--- START ---

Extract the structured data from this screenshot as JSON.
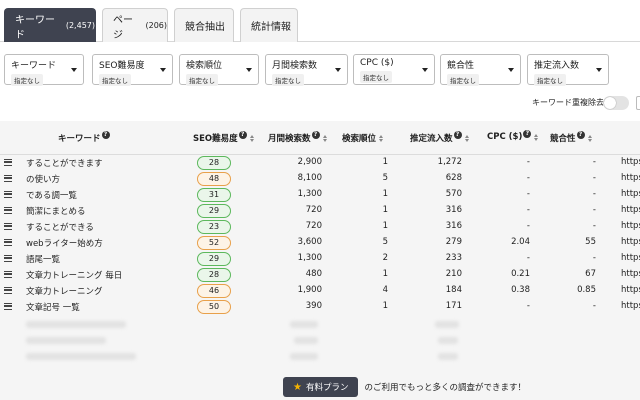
{
  "tabs": [
    {
      "label": "キーワード",
      "count": "(2,457)"
    },
    {
      "label": "ページ",
      "count": "(206)"
    },
    {
      "label": "競合抽出",
      "count": ""
    },
    {
      "label": "統計情報",
      "count": ""
    }
  ],
  "filters": [
    {
      "label": "キーワード",
      "value": "指定なし"
    },
    {
      "label": "SEO難易度",
      "value": "指定なし"
    },
    {
      "label": "検索順位",
      "value": "指定なし"
    },
    {
      "label": "月間検索数",
      "value": "指定なし"
    },
    {
      "label": "CPC ($)",
      "value": "指定なし"
    },
    {
      "label": "競合性",
      "value": "指定なし"
    },
    {
      "label": "推定流入数",
      "value": "指定なし"
    }
  ],
  "dedupe_label": "キーワード重複除去",
  "columns": {
    "keyword": "キーワード",
    "seo": "SEO難易度",
    "volume": "月間検索数",
    "rank": "検索順位",
    "traffic": "推定流入数",
    "cpc": "CPC ($)",
    "competition": "競合性"
  },
  "rows": [
    {
      "keyword": "することができます",
      "seo": "28",
      "volume": "2,900",
      "rank": "1",
      "traffic": "1,272",
      "cpc": "-",
      "competition": "-",
      "url": "https"
    },
    {
      "keyword": "の使い方",
      "seo": "48",
      "volume": "8,100",
      "rank": "5",
      "traffic": "628",
      "cpc": "-",
      "competition": "-",
      "url": "https"
    },
    {
      "keyword": "である調一覧",
      "seo": "31",
      "volume": "1,300",
      "rank": "1",
      "traffic": "570",
      "cpc": "-",
      "competition": "-",
      "url": "https"
    },
    {
      "keyword": "簡潔にまとめる",
      "seo": "29",
      "volume": "720",
      "rank": "1",
      "traffic": "316",
      "cpc": "-",
      "competition": "-",
      "url": "https"
    },
    {
      "keyword": "することができる",
      "seo": "23",
      "volume": "720",
      "rank": "1",
      "traffic": "316",
      "cpc": "-",
      "competition": "-",
      "url": "https"
    },
    {
      "keyword": "webライター始め方",
      "seo": "52",
      "volume": "3,600",
      "rank": "5",
      "traffic": "279",
      "cpc": "2.04",
      "competition": "55",
      "url": "https"
    },
    {
      "keyword": "語尾一覧",
      "seo": "29",
      "volume": "1,300",
      "rank": "2",
      "traffic": "233",
      "cpc": "-",
      "competition": "-",
      "url": "https"
    },
    {
      "keyword": "文章力トレーニング 毎日",
      "seo": "28",
      "volume": "480",
      "rank": "1",
      "traffic": "210",
      "cpc": "0.21",
      "competition": "67",
      "url": "https"
    },
    {
      "keyword": "文章力トレーニング",
      "seo": "46",
      "volume": "1,900",
      "rank": "4",
      "traffic": "184",
      "cpc": "0.38",
      "competition": "0.85",
      "url": "https"
    },
    {
      "keyword": "文章記号 一覧",
      "seo": "50",
      "volume": "390",
      "rank": "1",
      "traffic": "171",
      "cpc": "-",
      "competition": "-",
      "url": "https"
    }
  ],
  "promo": {
    "button": "有料プラン",
    "text": "のご利用でもっと多くの調査ができます！"
  }
}
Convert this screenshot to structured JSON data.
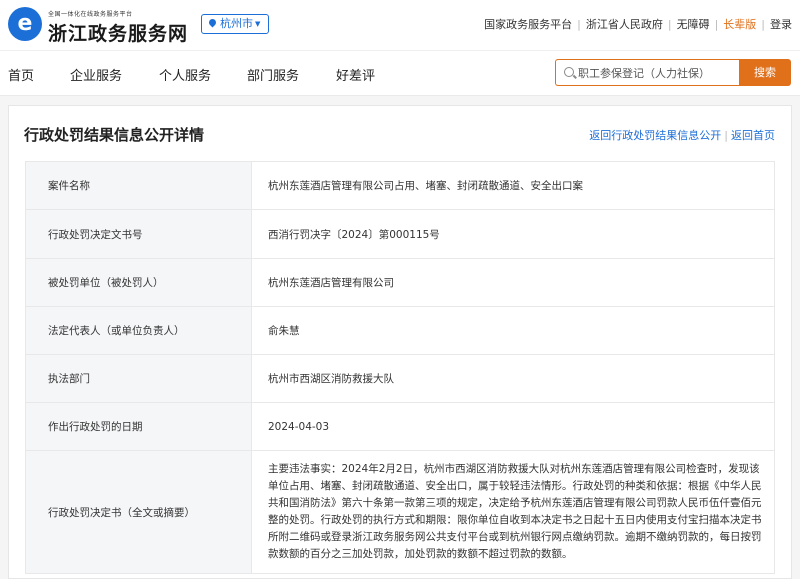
{
  "header": {
    "logo_glyph": "e",
    "brand_small": "全国一体化在线政务服务平台",
    "brand_title": "浙江政务服务网",
    "city": "杭州市",
    "links": [
      "国家政务服务平台",
      "浙江省人民政府",
      "无障碍",
      "长辈版",
      "登录"
    ],
    "accent_color": "#1d6fd8",
    "highlight_color": "#e0701a"
  },
  "nav": {
    "items": [
      "首页",
      "企业服务",
      "个人服务",
      "部门服务",
      "好差评"
    ]
  },
  "search": {
    "placeholder": "职工参保登记（人力社保）",
    "button_label": "搜索"
  },
  "panel": {
    "title": "行政处罚结果信息公开详情",
    "link_back_list": "返回行政处罚结果信息公开",
    "link_home": "返回首页"
  },
  "rows": [
    {
      "label": "案件名称",
      "value": "杭州东莲酒店管理有限公司占用、堵塞、封闭疏散通道、安全出口案"
    },
    {
      "label": "行政处罚决定文书号",
      "value": "西消行罚决字〔2024〕第000115号"
    },
    {
      "label": "被处罚单位（被处罚人）",
      "value": "杭州东莲酒店管理有限公司"
    },
    {
      "label": "法定代表人（或单位负责人）",
      "value": "俞朱慧"
    },
    {
      "label": "执法部门",
      "value": "杭州市西湖区消防救援大队"
    },
    {
      "label": "作出行政处罚的日期",
      "value": "2024-04-03"
    },
    {
      "label": "行政处罚决定书（全文或摘要）",
      "value": "主要违法事实：2024年2月2日，杭州市西湖区消防救援大队对杭州东莲酒店管理有限公司检查时，发现该单位占用、堵塞、封闭疏散通道、安全出口，属于较轻违法情形。行政处罚的种类和依据：根据《中华人民共和国消防法》第六十条第一款第三项的规定，决定给予杭州东莲酒店管理有限公司罚款人民币伍仟壹佰元整的处罚。行政处罚的执行方式和期限：限你单位自收到本决定书之日起十五日内使用支付宝扫描本决定书所附二维码或登录浙江政务服务网公共支付平台或到杭州银行网点缴纳罚款。逾期不缴纳罚款的，每日按罚款数额的百分之三加处罚款，加处罚款的数额不超过罚款的数额。"
    }
  ]
}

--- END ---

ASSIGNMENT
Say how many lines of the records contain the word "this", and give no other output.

EXERCISE ANSWER
2